• _Recorded information_:

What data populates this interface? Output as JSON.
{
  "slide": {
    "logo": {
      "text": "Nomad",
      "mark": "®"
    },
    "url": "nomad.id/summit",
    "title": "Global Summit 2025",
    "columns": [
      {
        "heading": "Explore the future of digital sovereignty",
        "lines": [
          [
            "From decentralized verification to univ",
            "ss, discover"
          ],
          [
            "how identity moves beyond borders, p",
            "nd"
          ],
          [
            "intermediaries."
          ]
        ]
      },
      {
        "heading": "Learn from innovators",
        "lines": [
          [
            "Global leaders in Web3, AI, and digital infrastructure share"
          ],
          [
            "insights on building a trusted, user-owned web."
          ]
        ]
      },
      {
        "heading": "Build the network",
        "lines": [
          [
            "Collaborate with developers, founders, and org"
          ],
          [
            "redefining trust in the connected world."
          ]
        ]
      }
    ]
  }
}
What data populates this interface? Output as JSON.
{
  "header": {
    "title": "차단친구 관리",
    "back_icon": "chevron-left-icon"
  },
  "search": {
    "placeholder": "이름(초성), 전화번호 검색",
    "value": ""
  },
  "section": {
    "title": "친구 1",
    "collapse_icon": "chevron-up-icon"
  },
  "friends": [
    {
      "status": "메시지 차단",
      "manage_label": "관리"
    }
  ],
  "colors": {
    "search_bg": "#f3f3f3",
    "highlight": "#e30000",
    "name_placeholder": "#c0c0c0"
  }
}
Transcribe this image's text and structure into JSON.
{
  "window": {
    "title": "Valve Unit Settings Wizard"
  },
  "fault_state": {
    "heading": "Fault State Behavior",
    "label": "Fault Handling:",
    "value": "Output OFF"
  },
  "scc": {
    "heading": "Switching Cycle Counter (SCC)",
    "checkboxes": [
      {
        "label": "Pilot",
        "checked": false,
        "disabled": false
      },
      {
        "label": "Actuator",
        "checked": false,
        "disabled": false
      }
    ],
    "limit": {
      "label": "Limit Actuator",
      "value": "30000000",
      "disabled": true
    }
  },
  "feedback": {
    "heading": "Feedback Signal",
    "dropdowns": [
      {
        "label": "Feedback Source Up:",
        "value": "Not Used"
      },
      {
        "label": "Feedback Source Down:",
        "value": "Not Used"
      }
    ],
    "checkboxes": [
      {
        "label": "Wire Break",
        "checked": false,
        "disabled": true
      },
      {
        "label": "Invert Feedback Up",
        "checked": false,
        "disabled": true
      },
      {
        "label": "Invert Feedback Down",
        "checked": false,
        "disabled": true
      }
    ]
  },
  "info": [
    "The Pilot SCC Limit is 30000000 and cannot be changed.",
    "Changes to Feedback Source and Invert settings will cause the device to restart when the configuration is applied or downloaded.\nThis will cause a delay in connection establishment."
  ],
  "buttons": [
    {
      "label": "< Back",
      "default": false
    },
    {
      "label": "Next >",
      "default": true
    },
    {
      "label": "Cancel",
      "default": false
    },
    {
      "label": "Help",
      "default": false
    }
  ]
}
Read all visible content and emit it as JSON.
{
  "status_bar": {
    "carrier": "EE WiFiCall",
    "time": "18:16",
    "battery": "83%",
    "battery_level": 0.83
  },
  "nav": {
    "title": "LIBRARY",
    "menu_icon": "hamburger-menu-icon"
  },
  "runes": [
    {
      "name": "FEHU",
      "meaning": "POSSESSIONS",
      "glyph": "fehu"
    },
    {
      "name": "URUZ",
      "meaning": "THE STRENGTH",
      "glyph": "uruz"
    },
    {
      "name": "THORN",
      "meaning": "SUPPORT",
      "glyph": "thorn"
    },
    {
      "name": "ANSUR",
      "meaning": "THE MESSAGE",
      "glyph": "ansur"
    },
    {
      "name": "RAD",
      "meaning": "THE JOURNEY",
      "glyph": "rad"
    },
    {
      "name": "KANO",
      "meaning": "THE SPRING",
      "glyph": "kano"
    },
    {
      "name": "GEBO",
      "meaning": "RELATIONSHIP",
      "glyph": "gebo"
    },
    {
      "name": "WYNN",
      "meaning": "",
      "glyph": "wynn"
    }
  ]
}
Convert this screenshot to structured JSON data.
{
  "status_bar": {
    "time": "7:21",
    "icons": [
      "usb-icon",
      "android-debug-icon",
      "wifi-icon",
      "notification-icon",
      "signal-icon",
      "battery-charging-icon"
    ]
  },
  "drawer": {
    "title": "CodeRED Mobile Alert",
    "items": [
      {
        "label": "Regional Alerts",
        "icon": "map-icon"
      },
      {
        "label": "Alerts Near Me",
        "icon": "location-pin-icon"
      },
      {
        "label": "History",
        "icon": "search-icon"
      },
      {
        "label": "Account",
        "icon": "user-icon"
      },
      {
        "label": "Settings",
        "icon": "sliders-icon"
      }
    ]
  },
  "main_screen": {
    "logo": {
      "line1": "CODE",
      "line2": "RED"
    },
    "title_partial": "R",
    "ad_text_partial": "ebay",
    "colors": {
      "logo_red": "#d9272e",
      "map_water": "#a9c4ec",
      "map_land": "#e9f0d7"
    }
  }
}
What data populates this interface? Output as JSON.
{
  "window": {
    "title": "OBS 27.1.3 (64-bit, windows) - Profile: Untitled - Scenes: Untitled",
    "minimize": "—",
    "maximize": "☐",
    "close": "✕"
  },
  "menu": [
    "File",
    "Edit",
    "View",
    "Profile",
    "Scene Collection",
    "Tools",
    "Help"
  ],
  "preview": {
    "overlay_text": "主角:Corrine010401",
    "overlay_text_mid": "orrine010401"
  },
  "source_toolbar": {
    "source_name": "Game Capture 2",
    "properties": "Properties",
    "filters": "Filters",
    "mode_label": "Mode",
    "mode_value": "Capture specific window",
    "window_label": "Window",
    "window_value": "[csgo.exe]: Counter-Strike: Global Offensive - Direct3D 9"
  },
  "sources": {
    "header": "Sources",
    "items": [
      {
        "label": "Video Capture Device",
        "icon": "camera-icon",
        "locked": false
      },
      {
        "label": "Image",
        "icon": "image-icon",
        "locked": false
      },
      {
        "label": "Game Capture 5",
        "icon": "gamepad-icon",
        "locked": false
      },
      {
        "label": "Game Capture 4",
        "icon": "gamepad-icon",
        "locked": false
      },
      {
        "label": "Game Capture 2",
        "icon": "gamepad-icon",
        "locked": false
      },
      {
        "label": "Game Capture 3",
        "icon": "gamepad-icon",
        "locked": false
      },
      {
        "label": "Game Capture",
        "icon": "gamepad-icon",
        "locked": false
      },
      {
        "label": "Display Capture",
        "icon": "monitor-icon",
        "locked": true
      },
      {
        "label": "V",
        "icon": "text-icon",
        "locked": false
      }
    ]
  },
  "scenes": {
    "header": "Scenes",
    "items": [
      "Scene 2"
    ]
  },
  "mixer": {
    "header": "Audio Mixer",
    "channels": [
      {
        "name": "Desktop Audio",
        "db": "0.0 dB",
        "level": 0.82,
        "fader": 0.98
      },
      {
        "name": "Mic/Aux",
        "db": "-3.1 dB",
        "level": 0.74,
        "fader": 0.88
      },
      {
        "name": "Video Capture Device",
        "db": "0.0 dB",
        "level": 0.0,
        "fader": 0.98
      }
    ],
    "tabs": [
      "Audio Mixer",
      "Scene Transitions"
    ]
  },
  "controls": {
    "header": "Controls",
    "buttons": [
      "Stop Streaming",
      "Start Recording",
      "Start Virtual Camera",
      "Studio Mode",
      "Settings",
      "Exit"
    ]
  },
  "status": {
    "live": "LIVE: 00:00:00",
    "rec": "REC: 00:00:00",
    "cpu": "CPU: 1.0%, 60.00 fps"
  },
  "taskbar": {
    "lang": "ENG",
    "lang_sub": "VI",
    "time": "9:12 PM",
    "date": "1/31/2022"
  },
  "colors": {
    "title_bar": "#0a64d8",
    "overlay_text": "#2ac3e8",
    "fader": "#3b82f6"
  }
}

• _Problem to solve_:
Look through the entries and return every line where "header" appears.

• _Exercise answer_:
  "header": {
    "header": "Sources",
    "header": "Scenes",
    "header": "Audio Mixer",
    "header": "Controls",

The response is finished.